If you miss the dates for local government pick up, you can buy a chipper from a hardware store and grind your own mulch. If that’s too pricey—chippers are priced as much as $500 at Home Depot—there are also commercial and government-run pickup sites. Plug your Zip code into the Earth911 Web site to find nearby tree-recycling services.
The home’s energy-efficient features include a green roof, which absorbs 70 percent of storm-water runoff, a geothermal heating system, and several energy-efficient appliances including a drawer refrigerator and convection microwave oven.
“The Green House” at the National Building Museum is an exhibit with a mission. Through photographs, drawings, and a life-size replica of an ecologically friendly home, the exhibit introduces visitors to the world of green design and architecture.
They’re eco-friendly, shapely, relatively cheap, and vanishing like a delicious Chinese take-out meal. They’re Kwytza (pronounced KWAI-DZA) Kraft’s lamps from Bryan Parks, an American who spent three years in Kunming, a city in the south of China. Fashioned from sanitized bamboo chopsticks used in restaurants in China, the lamps are a stylish addition to any home, green or not.
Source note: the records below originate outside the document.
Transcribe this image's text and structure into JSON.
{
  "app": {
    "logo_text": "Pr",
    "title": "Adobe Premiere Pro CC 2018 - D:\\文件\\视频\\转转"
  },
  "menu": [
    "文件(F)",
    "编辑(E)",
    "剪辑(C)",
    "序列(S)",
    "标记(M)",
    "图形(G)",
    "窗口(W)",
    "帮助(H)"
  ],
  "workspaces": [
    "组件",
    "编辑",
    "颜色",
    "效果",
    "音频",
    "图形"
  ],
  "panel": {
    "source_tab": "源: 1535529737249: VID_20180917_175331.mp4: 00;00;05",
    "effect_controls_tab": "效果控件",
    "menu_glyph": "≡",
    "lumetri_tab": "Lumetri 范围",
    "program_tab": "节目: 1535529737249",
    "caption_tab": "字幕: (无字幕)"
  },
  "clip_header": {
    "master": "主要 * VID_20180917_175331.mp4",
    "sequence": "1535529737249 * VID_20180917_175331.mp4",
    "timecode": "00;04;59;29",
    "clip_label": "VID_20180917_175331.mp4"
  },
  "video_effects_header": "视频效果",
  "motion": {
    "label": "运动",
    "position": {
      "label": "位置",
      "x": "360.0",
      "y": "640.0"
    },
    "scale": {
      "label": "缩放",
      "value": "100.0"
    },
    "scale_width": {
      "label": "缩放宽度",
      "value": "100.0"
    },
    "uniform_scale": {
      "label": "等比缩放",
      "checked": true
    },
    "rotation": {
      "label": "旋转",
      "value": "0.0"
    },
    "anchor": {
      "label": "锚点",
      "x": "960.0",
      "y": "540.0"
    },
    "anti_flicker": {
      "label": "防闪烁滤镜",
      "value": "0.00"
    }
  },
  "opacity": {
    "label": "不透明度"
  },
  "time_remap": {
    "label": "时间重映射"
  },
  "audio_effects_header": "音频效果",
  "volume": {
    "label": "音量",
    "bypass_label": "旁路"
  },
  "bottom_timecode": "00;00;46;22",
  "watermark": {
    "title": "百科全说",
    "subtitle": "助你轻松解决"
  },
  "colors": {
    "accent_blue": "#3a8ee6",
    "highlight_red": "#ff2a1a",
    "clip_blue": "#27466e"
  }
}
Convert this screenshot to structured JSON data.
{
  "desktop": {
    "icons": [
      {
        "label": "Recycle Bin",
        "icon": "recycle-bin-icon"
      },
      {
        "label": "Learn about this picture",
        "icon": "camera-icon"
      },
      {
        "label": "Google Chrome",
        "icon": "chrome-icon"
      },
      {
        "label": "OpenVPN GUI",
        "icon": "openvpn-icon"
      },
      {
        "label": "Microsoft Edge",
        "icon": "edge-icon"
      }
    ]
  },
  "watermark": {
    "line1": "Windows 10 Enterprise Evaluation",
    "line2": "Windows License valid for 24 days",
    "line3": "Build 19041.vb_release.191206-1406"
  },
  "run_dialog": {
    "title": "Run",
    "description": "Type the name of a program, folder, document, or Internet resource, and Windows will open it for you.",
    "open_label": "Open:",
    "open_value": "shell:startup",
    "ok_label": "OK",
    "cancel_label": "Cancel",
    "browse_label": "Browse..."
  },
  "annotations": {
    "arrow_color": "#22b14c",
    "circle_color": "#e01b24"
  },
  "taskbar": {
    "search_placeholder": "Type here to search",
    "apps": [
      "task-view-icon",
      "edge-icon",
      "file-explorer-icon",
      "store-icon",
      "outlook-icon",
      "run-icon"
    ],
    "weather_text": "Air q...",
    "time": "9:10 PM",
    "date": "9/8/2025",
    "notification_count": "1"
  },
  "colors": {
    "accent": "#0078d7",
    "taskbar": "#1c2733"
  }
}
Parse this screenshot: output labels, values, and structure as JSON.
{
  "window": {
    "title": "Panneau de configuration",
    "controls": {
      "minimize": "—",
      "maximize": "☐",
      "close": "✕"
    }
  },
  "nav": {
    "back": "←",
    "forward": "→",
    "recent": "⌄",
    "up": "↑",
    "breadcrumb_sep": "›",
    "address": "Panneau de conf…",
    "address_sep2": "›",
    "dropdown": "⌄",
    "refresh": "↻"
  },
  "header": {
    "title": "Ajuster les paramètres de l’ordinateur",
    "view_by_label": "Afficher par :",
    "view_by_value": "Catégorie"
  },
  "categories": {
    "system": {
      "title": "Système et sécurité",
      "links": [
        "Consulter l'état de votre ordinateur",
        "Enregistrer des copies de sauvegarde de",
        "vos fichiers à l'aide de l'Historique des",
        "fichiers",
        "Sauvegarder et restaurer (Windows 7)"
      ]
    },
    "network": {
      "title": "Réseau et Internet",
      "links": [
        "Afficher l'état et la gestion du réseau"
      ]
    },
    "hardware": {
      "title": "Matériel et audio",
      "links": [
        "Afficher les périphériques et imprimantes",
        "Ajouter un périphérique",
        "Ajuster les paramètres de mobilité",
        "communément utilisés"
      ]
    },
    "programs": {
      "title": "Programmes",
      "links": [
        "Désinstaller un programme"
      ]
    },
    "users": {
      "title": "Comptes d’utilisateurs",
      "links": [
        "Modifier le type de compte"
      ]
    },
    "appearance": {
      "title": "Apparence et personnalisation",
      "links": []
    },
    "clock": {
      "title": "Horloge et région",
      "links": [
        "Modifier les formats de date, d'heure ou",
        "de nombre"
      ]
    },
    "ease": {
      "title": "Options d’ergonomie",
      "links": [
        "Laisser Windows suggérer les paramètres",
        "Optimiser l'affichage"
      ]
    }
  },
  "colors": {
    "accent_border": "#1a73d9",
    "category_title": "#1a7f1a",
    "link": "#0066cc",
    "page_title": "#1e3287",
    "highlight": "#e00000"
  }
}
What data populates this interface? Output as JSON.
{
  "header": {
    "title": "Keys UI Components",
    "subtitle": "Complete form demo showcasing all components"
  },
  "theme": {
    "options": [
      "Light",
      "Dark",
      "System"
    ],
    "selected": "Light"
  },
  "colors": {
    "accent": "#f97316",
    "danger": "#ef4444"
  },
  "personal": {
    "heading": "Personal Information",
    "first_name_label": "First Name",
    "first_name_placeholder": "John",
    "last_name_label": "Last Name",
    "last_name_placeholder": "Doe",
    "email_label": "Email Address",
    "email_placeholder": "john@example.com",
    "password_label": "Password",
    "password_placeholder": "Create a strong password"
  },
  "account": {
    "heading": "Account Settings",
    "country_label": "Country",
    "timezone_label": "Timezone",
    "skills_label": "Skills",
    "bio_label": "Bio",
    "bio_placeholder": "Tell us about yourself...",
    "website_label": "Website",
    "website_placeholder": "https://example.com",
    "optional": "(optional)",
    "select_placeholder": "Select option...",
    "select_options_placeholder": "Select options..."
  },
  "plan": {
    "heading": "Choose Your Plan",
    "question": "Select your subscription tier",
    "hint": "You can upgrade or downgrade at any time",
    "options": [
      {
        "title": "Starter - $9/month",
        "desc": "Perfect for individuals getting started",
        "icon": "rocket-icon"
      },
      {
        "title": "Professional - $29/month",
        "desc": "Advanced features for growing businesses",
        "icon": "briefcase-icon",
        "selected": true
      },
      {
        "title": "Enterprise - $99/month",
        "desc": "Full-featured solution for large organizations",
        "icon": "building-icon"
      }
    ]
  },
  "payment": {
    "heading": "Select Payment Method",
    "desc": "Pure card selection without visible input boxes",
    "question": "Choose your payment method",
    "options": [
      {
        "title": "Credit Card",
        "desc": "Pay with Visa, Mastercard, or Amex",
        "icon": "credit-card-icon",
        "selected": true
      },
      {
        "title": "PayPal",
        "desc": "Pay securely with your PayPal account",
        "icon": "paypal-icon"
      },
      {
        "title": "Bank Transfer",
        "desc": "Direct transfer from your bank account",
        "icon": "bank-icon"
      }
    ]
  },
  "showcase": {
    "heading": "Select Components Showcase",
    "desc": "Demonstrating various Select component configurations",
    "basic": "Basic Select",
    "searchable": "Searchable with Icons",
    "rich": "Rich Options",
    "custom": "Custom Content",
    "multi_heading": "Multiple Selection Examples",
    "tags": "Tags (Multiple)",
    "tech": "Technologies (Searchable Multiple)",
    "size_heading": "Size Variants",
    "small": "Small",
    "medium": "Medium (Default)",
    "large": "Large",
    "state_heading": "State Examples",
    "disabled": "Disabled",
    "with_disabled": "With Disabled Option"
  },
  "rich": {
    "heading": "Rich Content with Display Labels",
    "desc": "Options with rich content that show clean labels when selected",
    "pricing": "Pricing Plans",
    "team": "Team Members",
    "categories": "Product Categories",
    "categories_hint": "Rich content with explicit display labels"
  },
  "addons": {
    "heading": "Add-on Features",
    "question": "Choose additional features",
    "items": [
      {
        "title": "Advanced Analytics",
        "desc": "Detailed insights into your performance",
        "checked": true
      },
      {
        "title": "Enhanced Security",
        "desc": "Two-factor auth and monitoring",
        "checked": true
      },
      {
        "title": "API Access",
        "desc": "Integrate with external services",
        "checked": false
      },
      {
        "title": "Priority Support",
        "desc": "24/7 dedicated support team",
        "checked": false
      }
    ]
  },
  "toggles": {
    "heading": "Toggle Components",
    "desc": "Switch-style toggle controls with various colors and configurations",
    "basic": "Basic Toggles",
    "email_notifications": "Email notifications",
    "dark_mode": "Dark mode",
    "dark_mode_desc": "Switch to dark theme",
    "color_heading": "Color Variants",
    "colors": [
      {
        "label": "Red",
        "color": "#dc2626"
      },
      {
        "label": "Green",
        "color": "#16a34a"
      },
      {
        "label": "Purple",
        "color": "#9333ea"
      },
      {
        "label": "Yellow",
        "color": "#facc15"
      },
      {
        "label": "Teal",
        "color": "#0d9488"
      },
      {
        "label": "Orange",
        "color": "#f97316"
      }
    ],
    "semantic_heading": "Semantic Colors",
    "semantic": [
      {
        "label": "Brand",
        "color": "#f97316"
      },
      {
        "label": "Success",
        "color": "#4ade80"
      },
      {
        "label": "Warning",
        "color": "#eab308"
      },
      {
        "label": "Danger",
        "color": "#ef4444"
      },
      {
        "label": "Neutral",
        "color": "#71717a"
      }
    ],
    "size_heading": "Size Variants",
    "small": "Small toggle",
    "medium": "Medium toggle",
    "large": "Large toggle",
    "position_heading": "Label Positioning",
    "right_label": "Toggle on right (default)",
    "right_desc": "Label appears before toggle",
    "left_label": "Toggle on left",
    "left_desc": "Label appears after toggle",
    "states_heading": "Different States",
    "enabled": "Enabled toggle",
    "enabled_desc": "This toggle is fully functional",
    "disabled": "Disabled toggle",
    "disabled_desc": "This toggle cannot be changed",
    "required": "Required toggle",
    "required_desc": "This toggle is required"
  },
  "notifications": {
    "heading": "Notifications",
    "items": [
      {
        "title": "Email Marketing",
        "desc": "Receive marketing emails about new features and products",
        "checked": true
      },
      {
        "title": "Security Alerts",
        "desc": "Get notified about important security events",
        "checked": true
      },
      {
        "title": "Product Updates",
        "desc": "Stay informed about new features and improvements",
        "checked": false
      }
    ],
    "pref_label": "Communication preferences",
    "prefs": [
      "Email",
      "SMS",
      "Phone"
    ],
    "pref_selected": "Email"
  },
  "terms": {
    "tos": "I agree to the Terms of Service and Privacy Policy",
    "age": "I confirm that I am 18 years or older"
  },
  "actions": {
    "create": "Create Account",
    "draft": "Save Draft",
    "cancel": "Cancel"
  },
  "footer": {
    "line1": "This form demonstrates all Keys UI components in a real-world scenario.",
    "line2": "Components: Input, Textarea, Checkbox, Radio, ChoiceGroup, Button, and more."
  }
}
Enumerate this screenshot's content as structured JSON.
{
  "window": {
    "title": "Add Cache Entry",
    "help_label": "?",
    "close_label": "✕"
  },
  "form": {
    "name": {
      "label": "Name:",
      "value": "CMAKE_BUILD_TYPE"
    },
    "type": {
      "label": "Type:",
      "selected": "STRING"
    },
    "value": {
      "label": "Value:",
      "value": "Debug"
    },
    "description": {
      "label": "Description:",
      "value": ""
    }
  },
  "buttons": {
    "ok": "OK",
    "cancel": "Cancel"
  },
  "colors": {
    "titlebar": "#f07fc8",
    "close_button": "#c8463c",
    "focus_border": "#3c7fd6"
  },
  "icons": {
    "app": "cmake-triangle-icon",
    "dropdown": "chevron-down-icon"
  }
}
Parks, who owns a workshop in China, had the lamps made in a different Chinese workshop until he grew uncomfortable with labor practices there. Though he’s bringing production to his workshop and introducing a new line, he’s sold out of the original lamps.